Exercise:
Scan the records for "icon". Report each line that includes it.

Dataset extract:
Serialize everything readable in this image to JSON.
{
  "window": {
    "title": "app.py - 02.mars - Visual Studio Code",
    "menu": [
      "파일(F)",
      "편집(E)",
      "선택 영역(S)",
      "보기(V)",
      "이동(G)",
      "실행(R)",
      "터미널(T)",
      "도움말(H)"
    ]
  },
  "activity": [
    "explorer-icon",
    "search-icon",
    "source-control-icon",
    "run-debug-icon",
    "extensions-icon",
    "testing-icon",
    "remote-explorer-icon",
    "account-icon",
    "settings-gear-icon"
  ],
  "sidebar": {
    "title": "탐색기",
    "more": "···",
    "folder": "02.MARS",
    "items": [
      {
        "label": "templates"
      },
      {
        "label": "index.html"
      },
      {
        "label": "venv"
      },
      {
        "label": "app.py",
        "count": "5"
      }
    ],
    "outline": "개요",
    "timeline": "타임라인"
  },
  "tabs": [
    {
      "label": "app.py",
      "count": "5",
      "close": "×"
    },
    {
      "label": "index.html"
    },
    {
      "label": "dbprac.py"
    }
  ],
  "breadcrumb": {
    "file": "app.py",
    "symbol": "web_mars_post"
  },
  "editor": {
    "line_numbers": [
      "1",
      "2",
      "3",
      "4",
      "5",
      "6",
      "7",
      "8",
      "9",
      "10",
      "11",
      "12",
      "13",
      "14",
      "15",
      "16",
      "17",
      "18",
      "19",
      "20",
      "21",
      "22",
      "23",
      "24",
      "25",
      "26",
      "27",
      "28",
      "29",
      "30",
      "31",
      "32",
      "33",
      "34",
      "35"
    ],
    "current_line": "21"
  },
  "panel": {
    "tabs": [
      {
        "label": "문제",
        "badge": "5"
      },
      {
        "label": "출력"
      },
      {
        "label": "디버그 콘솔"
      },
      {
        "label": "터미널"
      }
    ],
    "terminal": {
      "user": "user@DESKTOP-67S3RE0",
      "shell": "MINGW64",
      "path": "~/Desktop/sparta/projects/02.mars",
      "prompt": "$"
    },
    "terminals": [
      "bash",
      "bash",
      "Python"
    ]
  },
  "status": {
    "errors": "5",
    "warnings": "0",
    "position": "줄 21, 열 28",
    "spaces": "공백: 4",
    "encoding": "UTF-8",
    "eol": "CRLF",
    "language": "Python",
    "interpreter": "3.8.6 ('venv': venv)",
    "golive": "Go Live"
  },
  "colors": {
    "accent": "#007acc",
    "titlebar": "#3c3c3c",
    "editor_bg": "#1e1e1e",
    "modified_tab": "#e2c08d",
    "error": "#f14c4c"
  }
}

Answer to the problem:
    "explorer-icon",
    "search-icon",
    "source-control-icon",
    "run-debug-icon",
    "extensions-icon",
    "testing-icon",
    "remote-explorer-icon",
    "account-icon",
    "settings-gear-icon"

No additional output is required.